4. Financial Benefits: Not all start ups pay poor salaries. Ok, most do at the beginning, but long term, it pays off.I turned down the Price Waterhouse job at the advice of my now mentor (who was my boss then, and a PWC lifer). I remember him promising that in three years time, I would be better off financially than my PWC peers. He had vested interests, I didn’t give his statement much credence. Now, six years later, I can honestly say I’m better off financially.
I have not necessarily made more money than my peers (I may have), but there are certain peculiar factors about working in a start up that have made me more successful financially; first, in a start up, you run your own race. There’s less pressure to “keep up with the Joneses” at work (there are no Joneses remember? ). For example, my first investment wasn’t a car. I bought a car after I’d bought some land, lost money in the stock market and in business etc. There was no pressure to keep up. In my office, everyone carries lunch, my boss included. A start up encourages frugality.
Secondly, you have examples of prudent financial management all around you. Most start up entrepreneurs are very frugal, you get to learn from the best.Finally, the fact that I was willing to take a risk with this company when it was younger means I enjoy more rewards today, financial and otherwise.
Would I work here for 10 more years? Definitely! Research has shown that the best company CEOs are often “lifers” – people who have worked in the organisation for most of their career.
5.Values And Mission: Working for a start up is great if you are self motivated and a values and passion driven individual. I find it very hard to be passionate about my job, if I’m not passionate about the company I’m working for. Passion is the fuel that drives a start up. In addition to this, it’s easy to buy into the vision of a start up, compared to a multinational such as Coca Cola, where the agenda is set in a distant head office, and all you do is implement. In a start up, even if you’re the cleaner, you’re an important part of the company, while in a multinational, unless you’re in management, you’re a small cog of a very big wheel.
Everyone likes to feel needed

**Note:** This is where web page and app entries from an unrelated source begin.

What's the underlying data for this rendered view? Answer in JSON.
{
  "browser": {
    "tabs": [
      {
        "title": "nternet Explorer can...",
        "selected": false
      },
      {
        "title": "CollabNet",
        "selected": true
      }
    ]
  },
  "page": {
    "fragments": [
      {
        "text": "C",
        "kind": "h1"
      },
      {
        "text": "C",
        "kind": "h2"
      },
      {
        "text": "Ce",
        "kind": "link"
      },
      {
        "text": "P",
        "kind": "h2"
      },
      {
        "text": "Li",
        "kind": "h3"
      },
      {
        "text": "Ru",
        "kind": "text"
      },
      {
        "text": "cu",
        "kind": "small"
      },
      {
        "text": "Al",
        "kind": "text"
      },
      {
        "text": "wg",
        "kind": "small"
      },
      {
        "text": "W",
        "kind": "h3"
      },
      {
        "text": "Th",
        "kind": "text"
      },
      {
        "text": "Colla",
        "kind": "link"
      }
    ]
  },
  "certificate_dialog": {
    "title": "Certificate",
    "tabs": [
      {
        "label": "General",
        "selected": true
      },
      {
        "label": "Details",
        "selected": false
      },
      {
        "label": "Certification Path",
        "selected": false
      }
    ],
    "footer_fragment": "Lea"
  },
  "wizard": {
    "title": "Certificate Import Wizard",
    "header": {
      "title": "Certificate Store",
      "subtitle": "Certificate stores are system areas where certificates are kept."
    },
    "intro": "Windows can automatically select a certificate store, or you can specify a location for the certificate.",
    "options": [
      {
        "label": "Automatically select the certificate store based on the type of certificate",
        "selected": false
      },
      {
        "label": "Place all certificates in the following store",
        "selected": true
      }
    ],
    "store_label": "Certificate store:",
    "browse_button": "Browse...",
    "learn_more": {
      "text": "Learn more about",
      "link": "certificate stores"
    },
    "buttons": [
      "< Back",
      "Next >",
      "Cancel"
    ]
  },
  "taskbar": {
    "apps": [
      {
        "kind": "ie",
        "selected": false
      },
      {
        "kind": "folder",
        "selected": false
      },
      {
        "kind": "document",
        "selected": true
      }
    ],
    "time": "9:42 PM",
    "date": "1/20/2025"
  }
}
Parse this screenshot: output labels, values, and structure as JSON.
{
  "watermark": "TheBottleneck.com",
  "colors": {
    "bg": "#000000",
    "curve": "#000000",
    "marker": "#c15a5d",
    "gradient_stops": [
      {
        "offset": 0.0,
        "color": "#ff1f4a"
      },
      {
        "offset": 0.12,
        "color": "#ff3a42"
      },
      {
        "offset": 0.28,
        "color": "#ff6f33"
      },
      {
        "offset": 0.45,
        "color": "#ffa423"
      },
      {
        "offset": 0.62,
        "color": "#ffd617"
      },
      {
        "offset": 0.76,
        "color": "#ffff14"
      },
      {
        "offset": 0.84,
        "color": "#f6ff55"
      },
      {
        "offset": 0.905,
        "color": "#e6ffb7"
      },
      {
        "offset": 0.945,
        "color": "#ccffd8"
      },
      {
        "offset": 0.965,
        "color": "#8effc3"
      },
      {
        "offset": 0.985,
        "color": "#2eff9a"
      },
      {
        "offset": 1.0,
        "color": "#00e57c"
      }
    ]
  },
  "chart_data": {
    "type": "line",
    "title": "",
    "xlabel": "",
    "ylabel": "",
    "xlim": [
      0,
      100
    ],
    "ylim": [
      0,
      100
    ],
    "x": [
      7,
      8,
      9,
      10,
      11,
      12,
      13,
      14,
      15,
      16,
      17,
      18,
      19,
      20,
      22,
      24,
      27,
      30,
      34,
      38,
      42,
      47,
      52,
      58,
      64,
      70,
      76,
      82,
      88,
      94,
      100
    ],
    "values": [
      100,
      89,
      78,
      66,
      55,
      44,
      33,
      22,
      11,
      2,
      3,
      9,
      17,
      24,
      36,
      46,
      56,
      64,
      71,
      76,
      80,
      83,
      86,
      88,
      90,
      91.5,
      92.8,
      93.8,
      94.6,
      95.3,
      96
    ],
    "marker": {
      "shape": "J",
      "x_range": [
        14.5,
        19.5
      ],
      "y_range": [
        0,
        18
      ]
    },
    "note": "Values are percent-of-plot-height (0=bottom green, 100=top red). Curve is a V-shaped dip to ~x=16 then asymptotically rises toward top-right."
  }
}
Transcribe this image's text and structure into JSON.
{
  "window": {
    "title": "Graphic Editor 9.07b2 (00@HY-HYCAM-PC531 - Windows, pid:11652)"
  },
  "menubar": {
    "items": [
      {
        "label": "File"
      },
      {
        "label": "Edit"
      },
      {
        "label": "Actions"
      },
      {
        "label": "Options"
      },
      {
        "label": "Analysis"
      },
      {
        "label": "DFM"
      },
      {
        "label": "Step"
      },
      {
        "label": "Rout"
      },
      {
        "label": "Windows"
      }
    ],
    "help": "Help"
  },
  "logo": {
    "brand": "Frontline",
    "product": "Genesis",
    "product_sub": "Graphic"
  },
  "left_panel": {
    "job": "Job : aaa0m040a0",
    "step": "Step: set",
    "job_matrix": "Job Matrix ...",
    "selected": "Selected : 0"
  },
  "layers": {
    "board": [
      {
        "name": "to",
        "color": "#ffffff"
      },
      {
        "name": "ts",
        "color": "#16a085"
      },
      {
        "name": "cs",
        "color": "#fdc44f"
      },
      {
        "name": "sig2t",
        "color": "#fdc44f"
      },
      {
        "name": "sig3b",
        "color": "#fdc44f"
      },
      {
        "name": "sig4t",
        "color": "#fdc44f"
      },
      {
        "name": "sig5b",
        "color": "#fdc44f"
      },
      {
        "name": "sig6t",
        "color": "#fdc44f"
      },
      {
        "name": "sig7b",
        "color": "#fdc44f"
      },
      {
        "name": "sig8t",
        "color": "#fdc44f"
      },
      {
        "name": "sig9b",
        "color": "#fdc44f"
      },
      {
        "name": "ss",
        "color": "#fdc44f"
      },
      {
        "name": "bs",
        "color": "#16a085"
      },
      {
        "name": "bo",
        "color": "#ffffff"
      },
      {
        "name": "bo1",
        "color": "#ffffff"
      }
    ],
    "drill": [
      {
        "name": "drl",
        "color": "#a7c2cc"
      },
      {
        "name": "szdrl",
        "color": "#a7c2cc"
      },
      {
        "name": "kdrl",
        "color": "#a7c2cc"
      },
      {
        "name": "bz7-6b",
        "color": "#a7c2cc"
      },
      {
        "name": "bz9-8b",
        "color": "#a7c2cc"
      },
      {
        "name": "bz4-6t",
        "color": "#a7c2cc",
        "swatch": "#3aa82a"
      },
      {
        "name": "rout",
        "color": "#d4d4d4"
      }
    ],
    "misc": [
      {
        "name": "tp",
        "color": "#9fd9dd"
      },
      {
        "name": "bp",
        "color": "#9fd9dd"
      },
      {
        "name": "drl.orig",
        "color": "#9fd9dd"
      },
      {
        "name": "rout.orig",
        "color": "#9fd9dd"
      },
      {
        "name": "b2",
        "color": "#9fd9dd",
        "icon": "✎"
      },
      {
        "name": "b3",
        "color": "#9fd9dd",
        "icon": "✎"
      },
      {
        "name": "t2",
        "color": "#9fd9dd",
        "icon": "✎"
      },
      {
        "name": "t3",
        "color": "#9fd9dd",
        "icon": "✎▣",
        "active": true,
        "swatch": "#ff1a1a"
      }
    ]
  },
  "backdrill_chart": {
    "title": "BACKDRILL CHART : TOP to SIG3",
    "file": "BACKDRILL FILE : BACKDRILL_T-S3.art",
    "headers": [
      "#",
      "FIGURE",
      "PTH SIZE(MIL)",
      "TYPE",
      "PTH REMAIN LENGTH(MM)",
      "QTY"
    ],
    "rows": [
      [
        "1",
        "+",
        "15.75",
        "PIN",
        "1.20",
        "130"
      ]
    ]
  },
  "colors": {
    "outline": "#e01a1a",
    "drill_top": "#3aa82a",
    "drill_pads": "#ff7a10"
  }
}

Not everybody is suited to work in a start up, there are unique attributes of the ideal start up employee, and we will look at that in the next post on this series. In the meantime, I’d love to hear your experiences in the job market, please share in the comments section below. Have you worked for a start up, and do you agree or disagree with the 5 benefits I outlined?